I decide to make one more try before giving up. I find a military alterations place near the naval air base. Military, right? Heavy duty zippers galore! I’m feeling good about this.
I drive over to the little standalone store, a small room full of uniforms. This feels promising. From a doorway to the left covered by hanging beads walks a 4-foot-tall Asian woman. I explain my dilemma and ask if she can help.
NO, NO, NO. YOU NEED THE SHOE GUY!!! she says.
THE SHOE GUY!!!! THE SHOE GUY!!!!!!!
I ask where he is. She seems surprised I don’t know. You know Altex? No. You know Sprouts? Yes. You know Dairy Queen? Yes. It’s right by Dairy Queen. Get some ice cream.
And so I’m off to the Shoe Guy. Sure enough, there’s the store. I walk in. Out walks a 6-year-old girl. Hello! she exclaims. Hello, I reply. She returns to the back.
A minute later, she returns. Hello! she says. Hello, I reply. I think I’ve got this game figured out.
A couple of minutes after that, the Shoe Guy comes out. He’s mid-30s, boot repair t-shirt, gold chain with a cross, very serious. This guy knows his shoe repair.
I have a broken zipper, I say. Can you fix it?
His brow furrows. Hmmmmm. He takes the zipper and slides it back and forth. Hmmmm.

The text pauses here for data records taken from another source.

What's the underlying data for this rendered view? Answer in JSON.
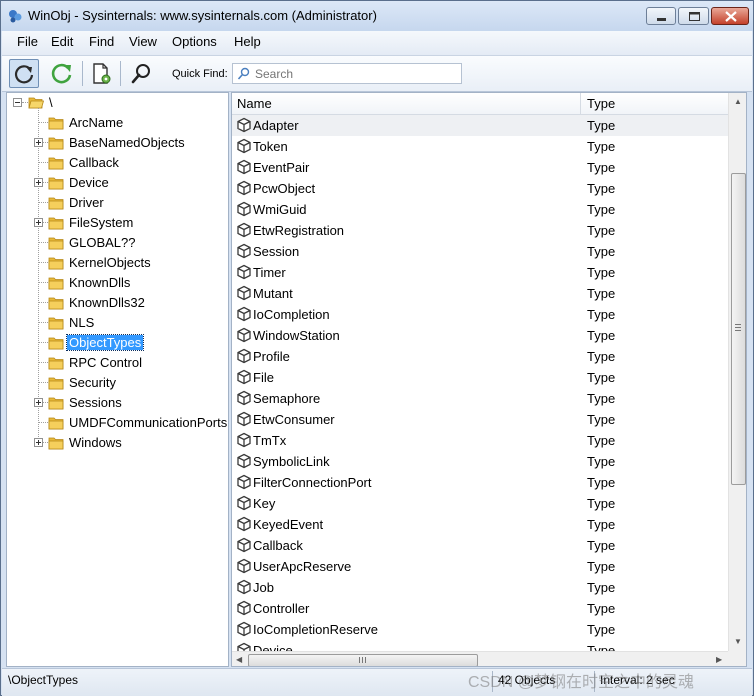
{
  "window": {
    "title": "WinObj - Sysinternals: www.sysinternals.com (Administrator)"
  },
  "menu": [
    "File",
    "Edit",
    "Find",
    "View",
    "Options",
    "Help"
  ],
  "toolbar": {
    "quick_find_label": "Quick Find:",
    "search_placeholder": "Search"
  },
  "tree": {
    "root": "\\",
    "items": [
      {
        "label": "ArcName",
        "expandable": false
      },
      {
        "label": "BaseNamedObjects",
        "expandable": true
      },
      {
        "label": "Callback",
        "expandable": false
      },
      {
        "label": "Device",
        "expandable": true
      },
      {
        "label": "Driver",
        "expandable": false
      },
      {
        "label": "FileSystem",
        "expandable": true
      },
      {
        "label": "GLOBAL??",
        "expandable": false
      },
      {
        "label": "KernelObjects",
        "expandable": false
      },
      {
        "label": "KnownDlls",
        "expandable": false
      },
      {
        "label": "KnownDlls32",
        "expandable": false
      },
      {
        "label": "NLS",
        "expandable": false
      },
      {
        "label": "ObjectTypes",
        "expandable": false,
        "selected": true
      },
      {
        "label": "RPC Control",
        "expandable": false
      },
      {
        "label": "Security",
        "expandable": false
      },
      {
        "label": "Sessions",
        "expandable": true
      },
      {
        "label": "UMDFCommunicationPorts",
        "expandable": false
      },
      {
        "label": "Windows",
        "expandable": true
      }
    ]
  },
  "list": {
    "columns": {
      "name": "Name",
      "type": "Type"
    },
    "rows": [
      {
        "name": "Adapter",
        "type": "Type"
      },
      {
        "name": "Token",
        "type": "Type"
      },
      {
        "name": "EventPair",
        "type": "Type"
      },
      {
        "name": "PcwObject",
        "type": "Type"
      },
      {
        "name": "WmiGuid",
        "type": "Type"
      },
      {
        "name": "EtwRegistration",
        "type": "Type"
      },
      {
        "name": "Session",
        "type": "Type"
      },
      {
        "name": "Timer",
        "type": "Type"
      },
      {
        "name": "Mutant",
        "type": "Type"
      },
      {
        "name": "IoCompletion",
        "type": "Type"
      },
      {
        "name": "WindowStation",
        "type": "Type"
      },
      {
        "name": "Profile",
        "type": "Type"
      },
      {
        "name": "File",
        "type": "Type"
      },
      {
        "name": "Semaphore",
        "type": "Type"
      },
      {
        "name": "EtwConsumer",
        "type": "Type"
      },
      {
        "name": "TmTx",
        "type": "Type"
      },
      {
        "name": "SymbolicLink",
        "type": "Type"
      },
      {
        "name": "FilterConnectionPort",
        "type": "Type"
      },
      {
        "name": "Key",
        "type": "Type"
      },
      {
        "name": "KeyedEvent",
        "type": "Type"
      },
      {
        "name": "Callback",
        "type": "Type"
      },
      {
        "name": "UserApcReserve",
        "type": "Type"
      },
      {
        "name": "Job",
        "type": "Type"
      },
      {
        "name": "Controller",
        "type": "Type"
      },
      {
        "name": "IoCompletionReserve",
        "type": "Type"
      },
      {
        "name": "Device",
        "type": "Type"
      }
    ]
  },
  "status": {
    "path": "\\ObjectTypes",
    "count": "42 Objects",
    "interval": "Interval: 2 sec"
  },
  "watermark": "CSDN @梦钢在时空之中的灵魂",
  "colors": {
    "selection": "#3399ff",
    "titlebar": "#c6d7ee",
    "close_button": "#c4412b"
  },
  "icons": [
    "winobj-app-icon",
    "refresh-icon",
    "auto-refresh-icon",
    "properties-icon",
    "find-icon",
    "search-icon",
    "folder-icon",
    "object-type-icon"
  ]
}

It sort of works, but won’t catch, I tell him. Hmmmm. Hmmmmm.
Yes, I can fix it, he says. 10 dollars.
Perfect, I exclaim! Ummm, can I get it today?

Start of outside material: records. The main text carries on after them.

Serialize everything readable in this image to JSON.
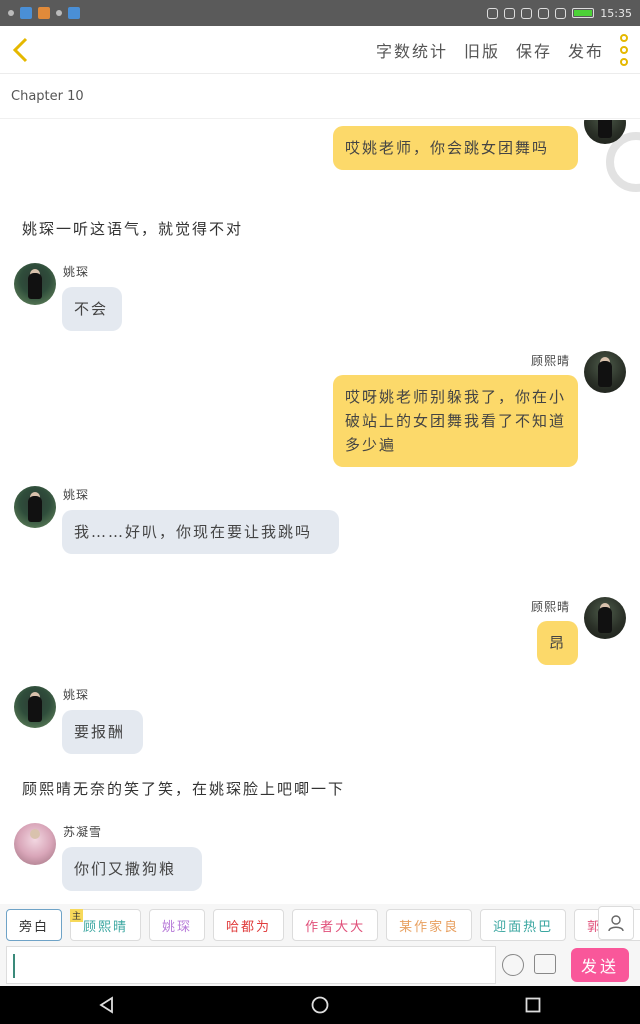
{
  "status_bar": {
    "time": "15:35"
  },
  "top_bar": {
    "actions": [
      "字数统计",
      "旧版",
      "保存",
      "发布"
    ]
  },
  "chapter": {
    "title": "Chapter 10"
  },
  "messages": [
    {
      "type": "me",
      "text": "哎姚老师，你会跳女团舞吗"
    },
    {
      "type": "narration",
      "text": "姚琛一听这语气，就觉得不对"
    },
    {
      "type": "other",
      "name": "姚琛",
      "text": "不会"
    },
    {
      "type": "me",
      "name": "顾熙晴",
      "text": "哎呀姚老师别躲我了，你在小破站上的女团舞我看了不知道多少遍"
    },
    {
      "type": "other",
      "name": "姚琛",
      "text": "我……好叭，你现在要让我跳吗"
    },
    {
      "type": "me",
      "name": "顾熙晴",
      "text": "昂"
    },
    {
      "type": "other",
      "name": "姚琛",
      "text": "要报酬"
    },
    {
      "type": "narration",
      "text": "顾熙晴无奈的笑了笑，在姚琛脸上吧唧一下"
    },
    {
      "type": "other",
      "name": "苏凝雪",
      "text": "你们又撒狗粮"
    }
  ],
  "roles": {
    "narration_label": "旁白",
    "main_tag": "主",
    "items": [
      {
        "label": "顾熙晴",
        "color": "#3aa6a0"
      },
      {
        "label": "姚琛",
        "color": "#b77ad8"
      },
      {
        "label": "哈都为",
        "color": "#e03b3b"
      },
      {
        "label": "作者大大",
        "color": "#e0507a"
      },
      {
        "label": "某作家良",
        "color": "#e8a060"
      },
      {
        "label": "迎面热巴",
        "color": "#3aa6a0"
      },
      {
        "label": "郭富城",
        "color": "#e0507a"
      }
    ]
  },
  "input": {
    "value": "",
    "send_label": "发送"
  },
  "colors": {
    "accent_yellow": "#fcd96a",
    "bubble_other": "#e4e9f0",
    "send": "#f9579a"
  }
}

He frowns. This was not a good request. I’m really busy, he says. Lot of work ahead of you. I’ll have to charge you more.
That’s OK, I assure him. How much?
Fifteen dollars, he says.
The little girl smiles. Perfect, I tell him.
And now I’m waiting for a pal to be restored to his old self. We’ll go down together, me and him.
Trail running is an adventure. But it can’t compare to getting a zipper fixed.
postscript: As I return an hour later, I’m worried. What if the Shoe Guy couldn’t fix it? It’s too late to go anywhere else. What if it’s totally screwed up? I would hate for anything bad to happen to my pack, and I’ve just handed it over to a total stranger I know nothing about.
I walk in to an animated discussion with another man about a pair of work boots. Lots of sweeping hand gestures. It’s all in Spanish, so I have no idea what it was about. The other guy finally leaves. No idea who won. Then the Shoe Guy looks at me for a moment before realizing who I am. Oh, the pack, he says.
He goes in the other room and brings it out. It’s perfect. Little piece of leather hanging from the zipper. Expertly stitched back together. Glorious. Ready to run.
Ten dollars, he says. You told me 15, I reply. Ten’s enough, he says.
I give him 20. Buy the kid some ice cream. He smiles.
Life is full of Big Stuff. Sometimes you just have to hang on to those little moments that make it special. Welcome back, old friend.
Off for adventure …